Salicylic acid plaster (e.g. Mediplast), is one of the few treatments that has been shown to be helpful for treating foot warts.
How do you use salicylic acid plaster?
– Soak your feet in warm water and then dry your feet.
– Use a pumice stone to gently remove the dead rough skin from the top of the wart. No need to be very aggressive here. You don’t want to hurt yourself! Oh, and don’t use this pumice stone elsewhere (you don’t want to spread the virus to other areas of your skin).
– If using the Mediplast salicylic acid plaster, cut the plaster so it fits over your wart and then put this over the wart and leave for 48-72 hours before removing.
– Repeat until wart is resolved.
Now, this treatment may not be for everyone, so run it past your doc. If your skin gets irritated or your wart still remains after a few months, let your doctor know.
To the untrained eye, granuloma annulare might look like ringworm or tinea corporis. That’s because it often presents as a ring-like collection of pink or red bumps. It can also present as single plaques, flat pink patches, scaly bumps or skin colored nodules. It can even present in the eye, causing a uveitis. Often, it doesn’t cause symptoms, but some individuals can experience a lot of itching of the skin.
How is granuloma annulare treated?
For some people, this eruption fades on its own and does not require treatment. However, the cosmetic appearance of the rash or the itching may prompt you to seek treatment. There’s no one simple solution to granuloma annulare and sometimes several different treatments need to be tried.
– Biopsy of the lesion has been reported to lead to disappearance of lesions in several cases.
– Injected medications.

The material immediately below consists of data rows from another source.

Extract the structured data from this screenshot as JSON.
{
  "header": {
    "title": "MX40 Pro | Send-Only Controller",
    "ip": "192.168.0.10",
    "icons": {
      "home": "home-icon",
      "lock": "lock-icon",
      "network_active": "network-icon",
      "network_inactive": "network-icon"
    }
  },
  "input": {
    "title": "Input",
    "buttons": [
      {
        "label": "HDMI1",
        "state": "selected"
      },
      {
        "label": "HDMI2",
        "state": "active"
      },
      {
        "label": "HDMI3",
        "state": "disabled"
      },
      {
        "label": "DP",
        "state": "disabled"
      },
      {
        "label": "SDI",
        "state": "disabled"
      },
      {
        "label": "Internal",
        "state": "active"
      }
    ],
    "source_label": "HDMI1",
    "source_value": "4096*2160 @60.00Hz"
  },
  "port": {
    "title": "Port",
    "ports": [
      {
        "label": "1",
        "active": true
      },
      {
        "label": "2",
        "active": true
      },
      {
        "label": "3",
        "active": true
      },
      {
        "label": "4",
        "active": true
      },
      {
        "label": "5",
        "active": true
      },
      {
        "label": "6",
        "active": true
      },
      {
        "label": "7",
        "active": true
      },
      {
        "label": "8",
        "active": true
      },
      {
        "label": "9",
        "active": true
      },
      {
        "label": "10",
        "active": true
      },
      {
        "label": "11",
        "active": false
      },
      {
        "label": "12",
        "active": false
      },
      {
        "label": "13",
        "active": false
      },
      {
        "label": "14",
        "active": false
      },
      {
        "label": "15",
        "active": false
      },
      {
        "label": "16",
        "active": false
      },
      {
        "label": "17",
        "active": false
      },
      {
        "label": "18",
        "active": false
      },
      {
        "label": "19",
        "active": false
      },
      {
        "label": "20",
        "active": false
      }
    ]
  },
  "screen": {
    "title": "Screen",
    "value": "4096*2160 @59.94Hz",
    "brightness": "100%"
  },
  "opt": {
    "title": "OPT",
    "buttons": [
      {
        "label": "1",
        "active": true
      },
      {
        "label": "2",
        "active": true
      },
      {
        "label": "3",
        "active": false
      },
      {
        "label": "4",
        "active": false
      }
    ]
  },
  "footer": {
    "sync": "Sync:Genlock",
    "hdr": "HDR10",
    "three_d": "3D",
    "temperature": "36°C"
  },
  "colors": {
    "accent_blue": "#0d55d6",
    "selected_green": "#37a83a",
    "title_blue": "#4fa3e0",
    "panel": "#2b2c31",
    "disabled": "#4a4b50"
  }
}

Your doctor may inject a steroid into the spots.
– Topical medications. Strong steroids (e.g. clobetasol, betamethasone, etc.), calcineurin inhibitors (e.g. Protopic, Elidel) or imiquimod (aka Aldara) may be used.
– Phototherapy. This is a treatment which exposes your skin to certain wavelengths of UV light that can suppress the activity of an overactive immune system in the skin.
If the granuloma annulare is generalized, antibiotics, retinoids, systemic immunosuppressants or photodynamic therapy may also be tried.
Syphilis is a contagious infection caused by the bacteria Treponema pallidum and is spread through sex (and thus a sexually transmitted disease/STD). Syphilis has been around since ancient times and continues to cause problems in humans even today.
How does syphilis first present?
The first stage of syphilis presents with the chancre (pronounced shank-er). About 3 weeks after exposure and infection, a red bump or erosion appears. This spot can grow bigger and more firm. Other bumps and lumps may appear near this site and represent enlarged lymph nodes. Unlike other STDs such as chancroid, primary syphilis is usually NOT painful.
Where do chancres appear?
Where the infection entered! That means you can develop a chancre on the genitals, by the anus, on the lips, tongue, fingers, etc.
What should you do if you suspect you might have gotten exposed to syphilis?
See a doctor. The good thing about syphilis is that we have very effective treatments so do not hesitate seeking medical attention. A few minutes of potential awkwardness can save you much larger problems down the road (and prevent the further spread of syphilis to partners and to children if you’re pregnant).
I’m seeing a lot of folks come in now with flares of their eczema. We always tout the use of nice thick moisturizers. A few of the brands that make fragrance-free thick creams include Eucerin, Aquaphor, Cetaphil, and Cerave. And you can’t go wrong with Vaseline.
Well, here’s a new recipe for vegetable shortening. If you’re looking for a really inexpensive non-irritating protectant, try vegetable shortening. Yes, like Crisco. You get a big tub of it for not a lot of money. Those other creams can really add up in cost. If you do go the Crisco route, use a clean spatula or spoon instead of your hand to apply it to your skin. And consider keeping it in the fridge.
Have you tried using Crisco for your skin? Let us know how it worked out!